November is approaching and the countdown has officially begun for the largest e-commerce event in China – and in the whole world – I am obviously referring to 11.11.
But before talking about amazing figures, let’s see what the origin of this event is.
November 11 is also called Singles Day, or a day in which single people are invited to be proud instead of looking for a soul mate.
It all started in the 90s at the University of Nanjing, a group of students decided to create a day when being single would have a positive meaning, a kind of hymn to not being in a couple. It was chosen on November 11th precisely because the numbers 11.11 look like a bunch of solitary sticks.
This idea immediately became popular in China, turning 11.11 into a kind of anti-Valentine’s Day, complete with jokes to discourage couple relationships (for example, booking alternate seats at the cinema during a romantic movie screening, to prevent couples from sitting close).
Over the years it has become a commercial event, whose intrinsic meaning remains the same: to dedicate time to yourself and to what you like, beyond your sentimental state.
Alibaba chose this date in 2009 to create what would become the largest commercial event in the world.
So here we are with the amazing features: in 2019 the total value of sales reached 38 billion dollars. Let’s remember that it all happens in one day. To understand, the same year Amazon recorded net revenue of 70 billion dollars in the third quarter; Alibaba made over half of that number in just 24 hours.
Over 200,000 brands participated in the 2019 shopping festival, including over 22,000 international brands, with one million new products on offer.
According to China’s State Post Bureau, approximately 2.8 billion packages were distributed and delivered in the week following Singles Day in 2019.
Alibaba Group Executive Vice President Joe Tsai then said, “We are seeing the unleashing of Chinese consumer purchasing power” before adding, “We are really seeing the story because we are witnessing the change in the economy – shifting the focus away from status to the consumer. “
What happens is a real show, live-stream parades where you can buy the clothes that the models wear, guests of the thick of Kim Kardashian, Taylor Swift, acrobats, and of course influencers. Everything is projected online, in an ecosystem that is increasingly based on consumer experience.
Why does this event work so well in China?
First, let’s not forget that China is the largest e-commerce market in the world and Chinese consumers are used to shopping online.
In recent years, e-commerce has increasingly merged with social media, creating what is called “social commerce“. A new ecosystem where consumers rely on the opinions of other consumers or the recommendations of influencers to make purchasing choices.
Alibaba has perfectly grasped every change that the market has required by creating a real online event in which all brands can participate. As evidence of this, in 2019 live streaming sales platforms were much more successful than traditional ones.
In addition to all this, the promotion of the 11.11 event starts weeks before, consumers are given the opportunity to “book” their purchases, creating a sort of “virtual line” to guarantee themselves the best price.
11.11 in 2020, here’s what awaits us:
Strengthened by the economic recovery in China and above all by the e-commerce boom that Covid19 has generated, Alibaba expects that 2 million new products will be involved this year, more than double compared to 2019.

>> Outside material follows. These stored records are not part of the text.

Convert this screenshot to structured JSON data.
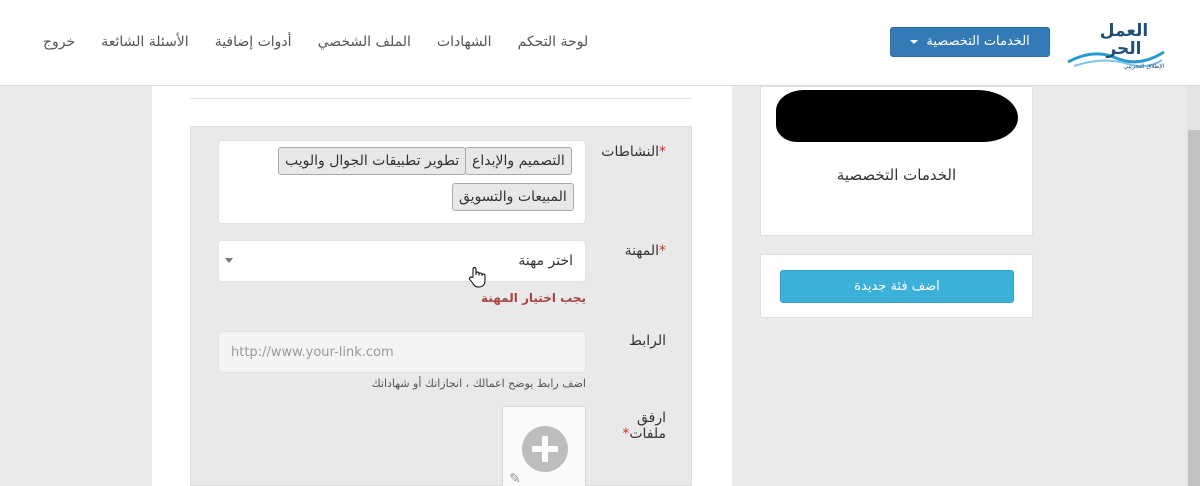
{
  "nav": {
    "links": [
      "لوحة التحكم",
      "الشهادات",
      "الملف الشخصي",
      "أدوات إضافية",
      "الأسئلة الشائعة",
      "خروج"
    ],
    "services_label": "الخدمات التخصصية",
    "logo_text_1": "العمل",
    "logo_text_2": "الحر",
    "logo_sub": "الإطلاق التجريبي"
  },
  "form": {
    "activities_label": "النشاطات",
    "activities_tags": [
      "التصميم والإبداع",
      "تطوير تطبيقات الجوال والويب",
      "المبيعات والتسويق"
    ],
    "job_label": "المهنة",
    "job_selected": "اختر مهنة",
    "job_error": "يجب اختيار المهنة",
    "link_label": "الرابط",
    "link_placeholder": "http://www.your-link.com",
    "link_help": "اضف رابط يوضح اعمالك ، انجازاتك أو شهاداتك",
    "attach_label_1": "ارفق",
    "attach_label_2": "ملفات"
  },
  "sidebar": {
    "title": "الخدمات التخصصية",
    "add_button": "اضف فئة جديدة"
  },
  "colors": {
    "primary": "#337ab7",
    "info": "#3bb0d8",
    "error": "#a94442",
    "required": "#c9302c"
  }
}
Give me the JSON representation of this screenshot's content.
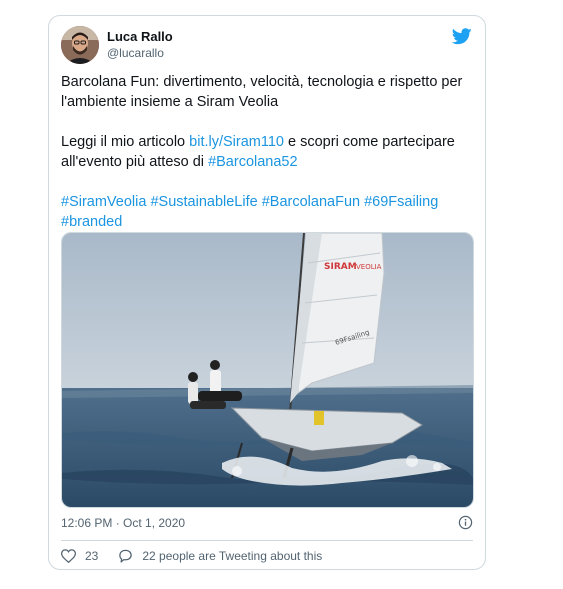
{
  "tweet": {
    "author_name": "Luca Rallo",
    "author_handle": "@lucarallo",
    "text_line1": "Barcolana Fun: divertimento, velocità, tecnologia e rispetto per l'ambiente insieme a Siram Veolia",
    "text_line2_before": "Leggi il mio articolo ",
    "text_line2_link": "bit.ly/Siram110",
    "text_line2_middle": " e scopri come partecipare all'evento più atteso di ",
    "text_line2_hashtag": "#Barcolana52",
    "hashtags": [
      "#SiramVeolia",
      "#SustainableLife",
      "#BarcolanaFun",
      "#69Fsailing",
      "#branded"
    ],
    "timestamp": "12:06 PM · Oct 1, 2020",
    "likes": "23",
    "people_tweeting": "22 people are Tweeting about this"
  },
  "media": {
    "sail_brand": "SIRAM",
    "sail_brand2": "VEOLIA",
    "sail_mark": "69Fsailing"
  },
  "icons": {
    "brand": "twitter-bird-icon",
    "info": "info-icon",
    "like": "heart-icon",
    "reply": "speech-bubble-icon"
  },
  "colors": {
    "twitter_blue": "#1da1f2",
    "link": "#1b95e0",
    "muted": "#536471",
    "border": "#cfd9de"
  }
}
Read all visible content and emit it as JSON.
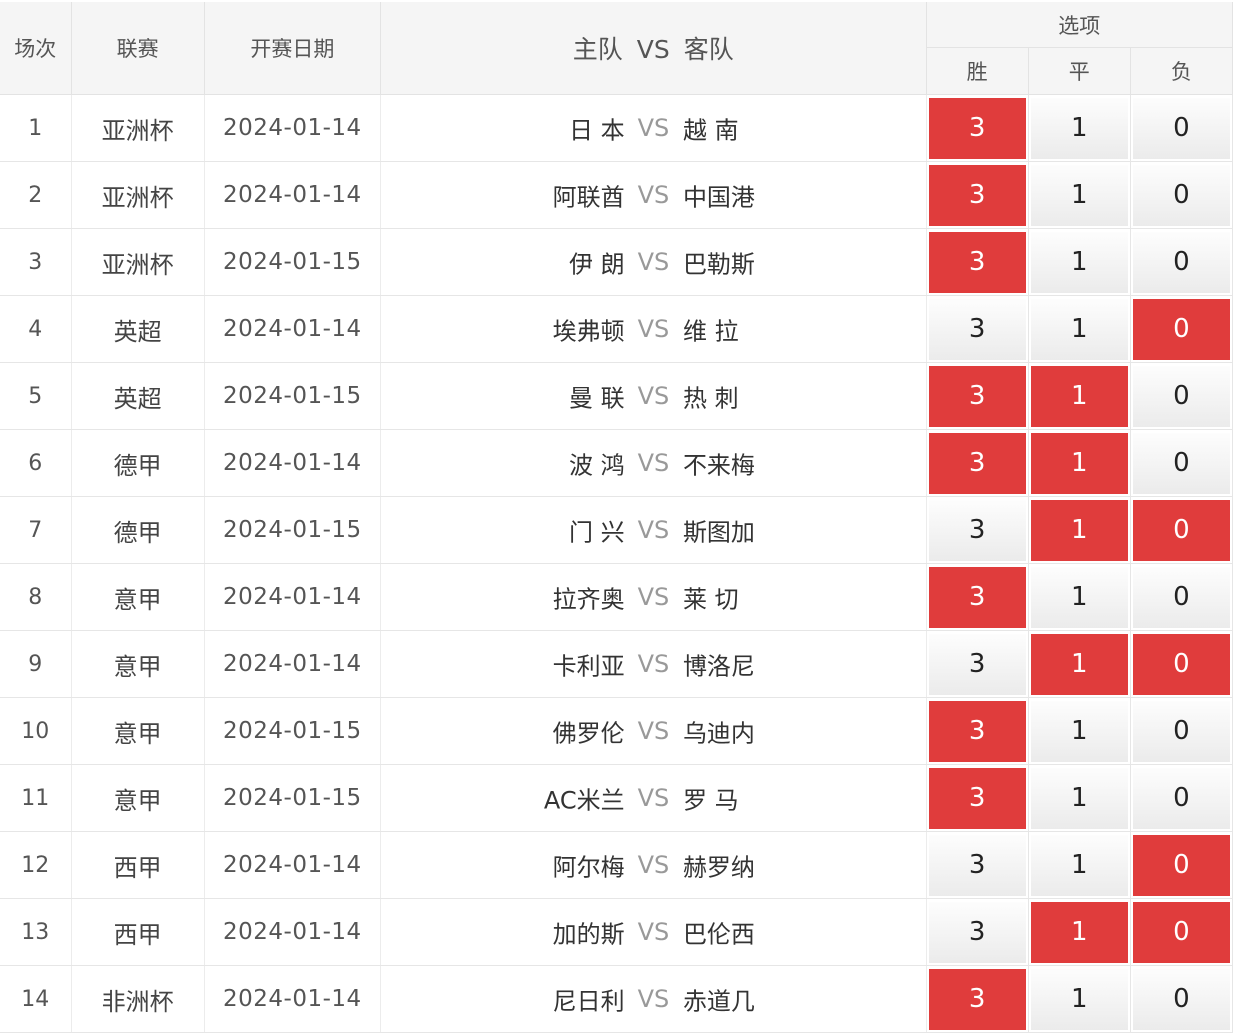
{
  "header": {
    "idx": "场次",
    "league": "联赛",
    "date": "开赛日期",
    "home": "主队",
    "vs": "VS",
    "away": "客队",
    "options": "选项",
    "win": "胜",
    "draw": "平",
    "loss": "负"
  },
  "colors": {
    "selected": "#e03c3c",
    "header_bg": "#f5f5f5"
  },
  "rows": [
    {
      "idx": "1",
      "league": "亚洲杯",
      "date": "2024-01-14",
      "home": "日 本",
      "vs": "VS",
      "away": "越 南",
      "win": "3",
      "draw": "1",
      "loss": "0",
      "sel": [
        true,
        false,
        false
      ]
    },
    {
      "idx": "2",
      "league": "亚洲杯",
      "date": "2024-01-14",
      "home": "阿联酋",
      "vs": "VS",
      "away": "中国港",
      "win": "3",
      "draw": "1",
      "loss": "0",
      "sel": [
        true,
        false,
        false
      ]
    },
    {
      "idx": "3",
      "league": "亚洲杯",
      "date": "2024-01-15",
      "home": "伊 朗",
      "vs": "VS",
      "away": "巴勒斯",
      "win": "3",
      "draw": "1",
      "loss": "0",
      "sel": [
        true,
        false,
        false
      ]
    },
    {
      "idx": "4",
      "league": "英超",
      "date": "2024-01-14",
      "home": "埃弗顿",
      "vs": "VS",
      "away": "维 拉",
      "win": "3",
      "draw": "1",
      "loss": "0",
      "sel": [
        false,
        false,
        true
      ]
    },
    {
      "idx": "5",
      "league": "英超",
      "date": "2024-01-15",
      "home": "曼 联",
      "vs": "VS",
      "away": "热 刺",
      "win": "3",
      "draw": "1",
      "loss": "0",
      "sel": [
        true,
        true,
        false
      ]
    },
    {
      "idx": "6",
      "league": "德甲",
      "date": "2024-01-14",
      "home": "波 鸿",
      "vs": "VS",
      "away": "不来梅",
      "win": "3",
      "draw": "1",
      "loss": "0",
      "sel": [
        true,
        true,
        false
      ]
    },
    {
      "idx": "7",
      "league": "德甲",
      "date": "2024-01-15",
      "home": "门 兴",
      "vs": "VS",
      "away": "斯图加",
      "win": "3",
      "draw": "1",
      "loss": "0",
      "sel": [
        false,
        true,
        true
      ]
    },
    {
      "idx": "8",
      "league": "意甲",
      "date": "2024-01-14",
      "home": "拉齐奥",
      "vs": "VS",
      "away": "莱 切",
      "win": "3",
      "draw": "1",
      "loss": "0",
      "sel": [
        true,
        false,
        false
      ]
    },
    {
      "idx": "9",
      "league": "意甲",
      "date": "2024-01-14",
      "home": "卡利亚",
      "vs": "VS",
      "away": "博洛尼",
      "win": "3",
      "draw": "1",
      "loss": "0",
      "sel": [
        false,
        true,
        true
      ]
    },
    {
      "idx": "10",
      "league": "意甲",
      "date": "2024-01-15",
      "home": "佛罗伦",
      "vs": "VS",
      "away": "乌迪内",
      "win": "3",
      "draw": "1",
      "loss": "0",
      "sel": [
        true,
        false,
        false
      ]
    },
    {
      "idx": "11",
      "league": "意甲",
      "date": "2024-01-15",
      "home": "AC米兰",
      "vs": "VS",
      "away": "罗 马",
      "win": "3",
      "draw": "1",
      "loss": "0",
      "sel": [
        true,
        false,
        false
      ]
    },
    {
      "idx": "12",
      "league": "西甲",
      "date": "2024-01-14",
      "home": "阿尔梅",
      "vs": "VS",
      "away": "赫罗纳",
      "win": "3",
      "draw": "1",
      "loss": "0",
      "sel": [
        false,
        false,
        true
      ]
    },
    {
      "idx": "13",
      "league": "西甲",
      "date": "2024-01-14",
      "home": "加的斯",
      "vs": "VS",
      "away": "巴伦西",
      "win": "3",
      "draw": "1",
      "loss": "0",
      "sel": [
        false,
        true,
        true
      ]
    },
    {
      "idx": "14",
      "league": "非洲杯",
      "date": "2024-01-14",
      "home": "尼日利",
      "vs": "VS",
      "away": "赤道几",
      "win": "3",
      "draw": "1",
      "loss": "0",
      "sel": [
        true,
        false,
        false
      ]
    }
  ]
}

This year, the payment platform Alipay will also be brought into play, which will also allow smaller merchants to participate, involving more second and third-tier cities.
The 2020 Festival will allow merchants to double the promotion of their products not just once, but twice. A new sales window will be added from November 1 to November 3, ahead of the main event on November 11, with the aim of providing sellers, especially new brands and small businesses, the opportunity to showcase their products and tell your story to overcome the pandemic.
To meet the growing demand for international products from Chinese consumers, Tmall Global will bring more than 2,600 new overseas brands to Chinese consumers for the first time. Kaola, Alibaba’s cross-border e-commerce platform, will also participate for the first time on 11.11, with products from 89 countries.
Obviously, a big emphasis will be placed on live streaming, with Alibaba already involving 300 celebrities and artists and more than 400 companies that will promote products while entertaining customers on countless platforms.
Taobao Live will offer sessions to promote products ranging from cosmetics, electronics, cars, and homes. New features such as online property views and virtual vehicle test drives have been activated, which will provide a more realistic and engaging experience to help consumers in their purchasing decisions. Alibaba’s DAMO Academy will use artificial intelligence technology to create its first virtual live streaming host, while Fliggy will host travel-related live streams.
This year’s event will have the largest international presence since it was founded in 2009 with AliExpress selling in more than 200 countries and regions around the world.
We will soon find out if Alibaba will be able to break a new record this year, meanwhile, e-commerce and digital promotion in China are confirmed as winning cards to penetrate the country.